“Related to the PMM software generation, there are several commands in MCC for controlling that now missing hardware. Note that these MPLM commands were not deleted from the MCC command server to protect for a future flight (135) that may bring up an MPLM.”
STS-133 Specific Articles: http://www.nasaspaceflight.com/tag/sts-133/
Therefore, to protect against the accidental selection and transmission of these commands to the PMM, MCC will “Type A” the commands to protect against this possibility.
Additionally, further modifications to Leonardo included the installation of upgraded MMOD (Micro Meteoroid Orbital Debris) shielding, the addition of a Planar Reflector at the request of JAXA, and the modification of the module’s Multi-Layer Insulation (MLI) to “upgrade the PMM Probability of No Penetration (PNP) to a level commensurate with other ISS modules (0.994).”
For the Planar Reflector, JAXA requested the addition of this component to the endcone area of the PMM to take the place to the reflector that was located on PMA-3 during HTV-1 approach operations. The new reflector will aide HTV-2 and subsequent HTV missions during their approach ops.
Moreover, the MLI upgrades will increase the ability of the PMM to handle potential MMOD impacts.
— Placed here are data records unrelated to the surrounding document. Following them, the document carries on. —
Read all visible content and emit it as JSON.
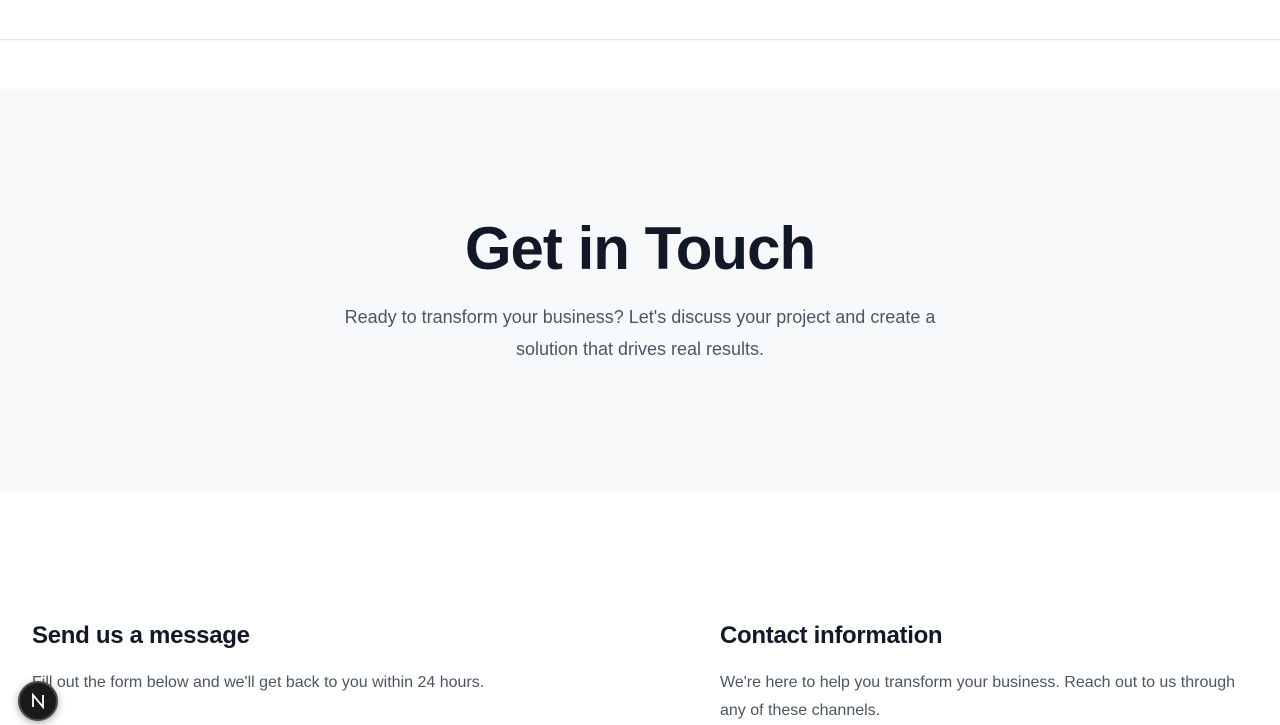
{
  "hero": {
    "title": "Get in Touch",
    "subtitle": "Ready to transform your business? Let's discuss your project and create a solution that drives real results."
  },
  "message_section": {
    "heading": "Send us a message",
    "description": "Fill out the form below and we'll get back to you within 24 hours."
  },
  "contact_section": {
    "heading": "Contact information",
    "description": "We're here to help you transform your business. Reach out to us through any of these channels."
  },
  "dev_badge": {
    "icon": "nextjs-n-icon",
    "colors": {
      "background": "#1a1a1a",
      "border": "#4a4a4a",
      "glyph": "#ffffff"
    }
  },
  "colors": {
    "hero_background": "#f8f9fb",
    "heading": "#111827",
    "body_text": "#4b5563"
  }
}
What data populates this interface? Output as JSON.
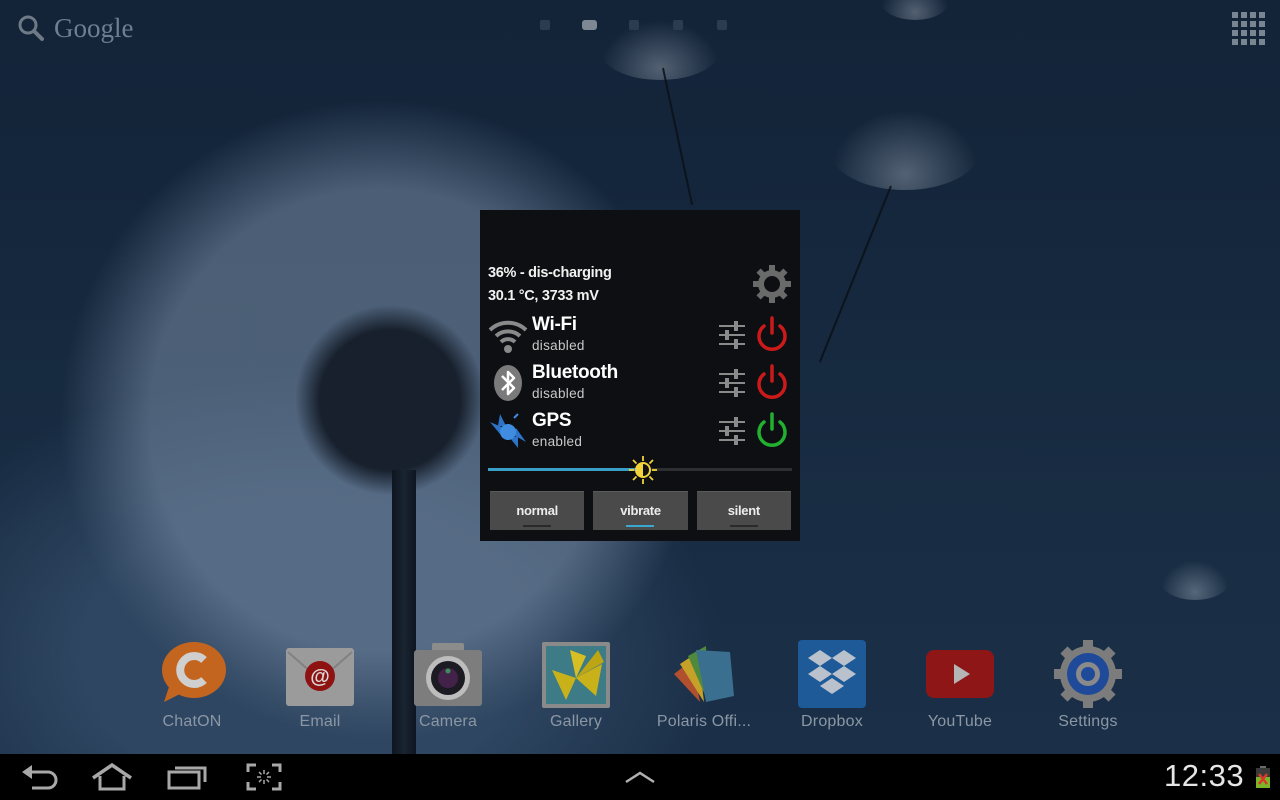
{
  "home": {
    "search": {
      "label": "Google",
      "icon": "search-icon"
    },
    "page_indicator": {
      "total": 5,
      "current": 2
    },
    "apps_button": {
      "icon": "apps-grid-icon"
    }
  },
  "widget": {
    "battery_line": "36% - dis-charging",
    "battery_details": "30.1 °C, 3733 mV",
    "settings_icon": "gear-icon",
    "toggles": [
      {
        "name": "Wi-Fi",
        "state": "disabled",
        "icon": "wifi-icon",
        "power_color": "#cc1a1a"
      },
      {
        "name": "Bluetooth",
        "state": "disabled",
        "icon": "bluetooth-icon",
        "power_color": "#cc1a1a"
      },
      {
        "name": "GPS",
        "state": "enabled",
        "icon": "gps-satellite-icon",
        "power_color": "#22b030"
      }
    ],
    "brightness": {
      "value_percent": 51,
      "accent": "#3a9fc7"
    },
    "sound_modes": [
      {
        "label": "normal",
        "active": false
      },
      {
        "label": "vibrate",
        "active": true
      },
      {
        "label": "silent",
        "active": false
      }
    ]
  },
  "dock": {
    "apps": [
      {
        "label": "ChatON",
        "icon": "chaton-icon"
      },
      {
        "label": "Email",
        "icon": "email-icon"
      },
      {
        "label": "Camera",
        "icon": "camera-icon"
      },
      {
        "label": "Gallery",
        "icon": "gallery-icon"
      },
      {
        "label": "Polaris Offi...",
        "icon": "polaris-office-icon"
      },
      {
        "label": "Dropbox",
        "icon": "dropbox-icon"
      },
      {
        "label": "YouTube",
        "icon": "youtube-icon"
      },
      {
        "label": "Settings",
        "icon": "settings-icon"
      }
    ]
  },
  "navbar": {
    "buttons": [
      "back",
      "home",
      "recent-apps",
      "screenshot"
    ],
    "center": "expand-up",
    "clock": "12:33",
    "battery_icon": "battery-charging-icon"
  }
}
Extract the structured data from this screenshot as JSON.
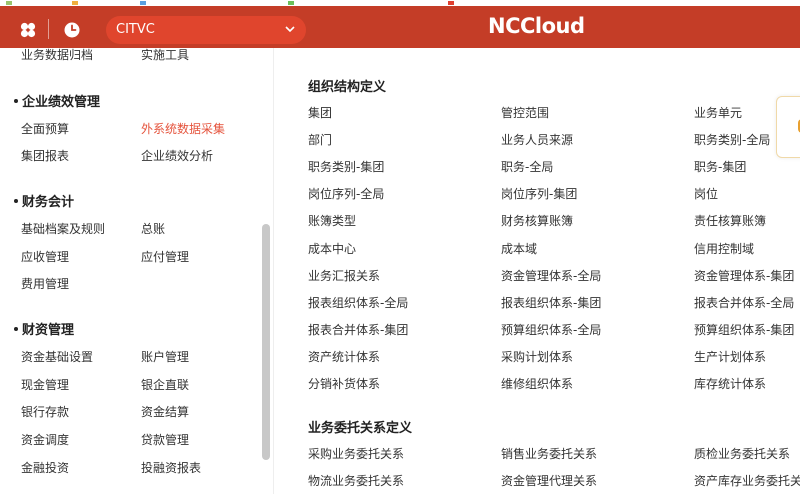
{
  "header": {
    "org_value": "CITVC",
    "brand": "NCCloud",
    "bar_color": "#c43d27"
  },
  "sidebar": {
    "groups": [
      {
        "label": "",
        "items": [
          {
            "label": "业务数据归档",
            "active": false
          },
          {
            "label": "实施工具",
            "active": false
          }
        ]
      },
      {
        "label": "企业绩效管理",
        "items": [
          {
            "label": "全面预算",
            "active": false
          },
          {
            "label": "外系统数据采集",
            "active": true
          },
          {
            "label": "集团报表",
            "active": false
          },
          {
            "label": "企业绩效分析",
            "active": false
          }
        ]
      },
      {
        "label": "财务会计",
        "items": [
          {
            "label": "基础档案及规则",
            "active": false
          },
          {
            "label": "总账",
            "active": false
          },
          {
            "label": "应收管理",
            "active": false
          },
          {
            "label": "应付管理",
            "active": false
          },
          {
            "label": "费用管理",
            "active": false
          }
        ]
      },
      {
        "label": "财资管理",
        "items": [
          {
            "label": "资金基础设置",
            "active": false
          },
          {
            "label": "账户管理",
            "active": false
          },
          {
            "label": "现金管理",
            "active": false
          },
          {
            "label": "银企直联",
            "active": false
          },
          {
            "label": "银行存款",
            "active": false
          },
          {
            "label": "资金结算",
            "active": false
          },
          {
            "label": "资金调度",
            "active": false
          },
          {
            "label": "贷款管理",
            "active": false
          },
          {
            "label": "金融投资",
            "active": false
          },
          {
            "label": "投融资报表",
            "active": false
          }
        ]
      }
    ]
  },
  "main": {
    "sections": [
      {
        "title": "组织结构定义",
        "items": [
          "集团",
          "管控范围",
          "业务单元",
          "部门",
          "业务人员来源",
          "职务类别-全局",
          "职务类别-集团",
          "职务-全局",
          "职务-集团",
          "岗位序列-全局",
          "岗位序列-集团",
          "岗位",
          "账簿类型",
          "财务核算账簿",
          "责任核算账簿",
          "成本中心",
          "成本域",
          "信用控制域",
          "业务汇报关系",
          "资金管理体系-全局",
          "资金管理体系-集团",
          "报表组织体系-全局",
          "报表组织体系-集团",
          "报表合并体系-全局",
          "报表合并体系-集团",
          "预算组织体系-全局",
          "预算组织体系-集团",
          "资产统计体系",
          "采购计划体系",
          "生产计划体系",
          "分销补货体系",
          "维修组织体系",
          "库存统计体系"
        ]
      },
      {
        "title": "业务委托关系定义",
        "items": [
          "采购业务委托关系",
          "销售业务委托关系",
          "质检业务委托关系",
          "物流业务委托关系",
          "资金管理代理关系",
          "资产库存业务委托关系"
        ]
      }
    ]
  }
}
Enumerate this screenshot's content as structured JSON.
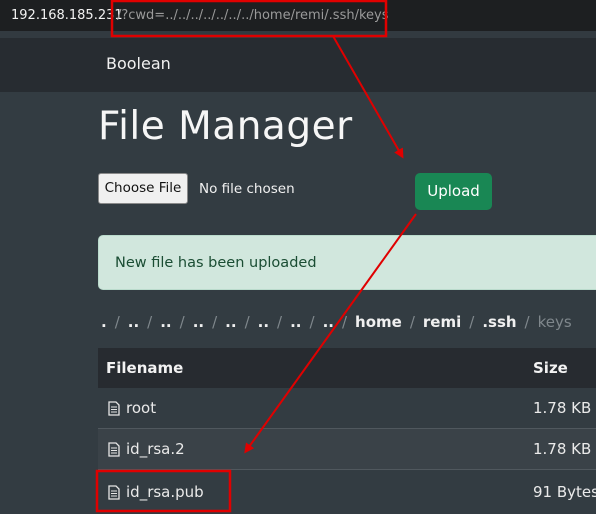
{
  "browser": {
    "url_host": "192.168.185.231",
    "url_path": "/?cwd=../../../../../../../home/remi/.ssh/keys"
  },
  "navbar": {
    "brand": "Boolean"
  },
  "page": {
    "title": "File Manager",
    "choose_file_label": "Choose File",
    "no_file_text": "No file chosen",
    "upload_label": "Upload",
    "alert_text": "New file has been uploaded"
  },
  "breadcrumb": [
    ".",
    "..",
    "..",
    "..",
    "..",
    "..",
    "..",
    "..",
    "home",
    "remi",
    ".ssh",
    "keys"
  ],
  "table": {
    "headers": {
      "filename": "Filename",
      "size": "Size"
    },
    "rows": [
      {
        "name": "root",
        "size": "1.78 KB"
      },
      {
        "name": "id_rsa.2",
        "size": "1.78 KB"
      },
      {
        "name": "id_rsa.pub",
        "size": "91 Bytes"
      }
    ]
  },
  "icons": {
    "file": "file-text-icon"
  },
  "colors": {
    "annotation": "#e00000",
    "upload": "#198754",
    "alert_bg": "#d1e7dd"
  }
}
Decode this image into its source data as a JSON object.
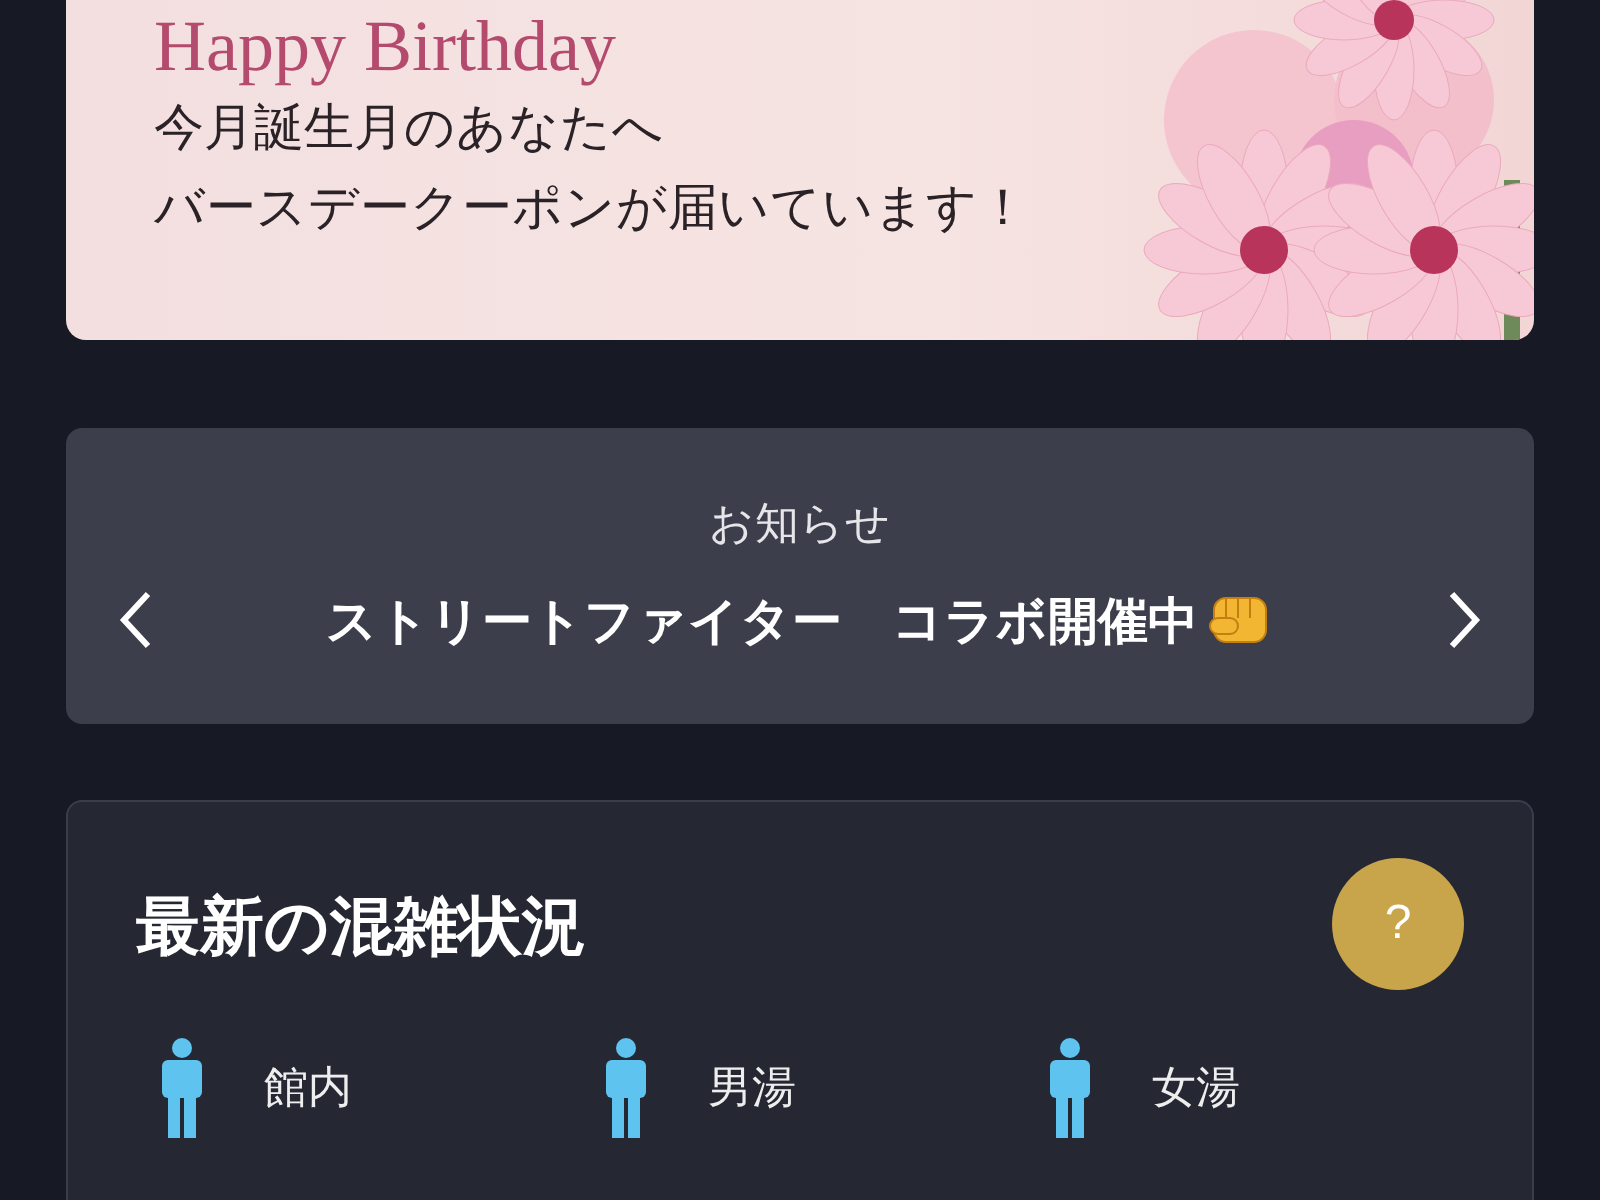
{
  "banner": {
    "title": "Happy Birthday",
    "lines": [
      "今月誕生月のあなたへ",
      "バースデークーポンが届いています！"
    ]
  },
  "notice": {
    "heading": "お知らせ",
    "message": "ストリートファイター　コラボ開催中"
  },
  "congestion": {
    "title": "最新の混雑状況",
    "help": "?",
    "areas": [
      {
        "label": "館内"
      },
      {
        "label": "男湯"
      },
      {
        "label": "女湯"
      }
    ]
  }
}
As the MOD FRR presentation states, “If PMM PNP requirement = 0.995, USOS/ESA/JAXA MMOD risk would be 11% lower than if PMM PNP requirement = 0.99.”
In all, the PMM has an effect on the overall USOS/ESA/JAXA segment MMOD risk because of the module’s “relatively high-MMOD risk” due to its berthing location on the ISS. While the nextel/Kevlar MLI reduces the overall weight of the PMM, it conversely increases the MMOD risk. As such, the “PMM with MMOD PNP requirement = 0.99 would be highest risk module/element on USOS/ESA/JAXA.”
Nonetheless, with all of these modifications in place, the PMM Leonardo will add much-needed storage space on the ISS; however, that storage space won’t be available to the ISS crew immediately.
In fact, PMM Leonardo will be launched with a near full load of payloads. Following attachment to the ISS, the contents of the PMM will be emptied to the appropriate locations on ISS. Once JAXA’s HTV2 arrives in February, Leonardo’s now unnecessary launch hardware will be transferred to HTV2 for ultimate destruction in Earth’s atmosphere.
Once the launch equipment and racks have been removed, the PMM will then provide the needed stowage space for the ISS. However, “Activities to reconfigure the PMM following ULF-5 will span multiple [ISS crew] increments and will include relocating science (ER8, Robonaut) and relocating various NASA and ESA items into the PMM (CWCs currently stowed in the JEM, food containers, spares, payload hardware etc.),” notes the MOD FRR Mission and Stage Overview presentation.
In all, Leonardo will gain the distinct honor of being the only non-permanent module for ISS construction to be converted to and left on ISS as a permanent fixture. Even more fitting is the fact that Leonardo will be ferried to space for the final time on Discovery – the Shuttle orbiter on which it has flown the vast majority of its missions.
Images: NASA, Larry Sullivan (NASASpaceflight.com/MaxQ Entertainment/STS-133 FRR Presentations via L2).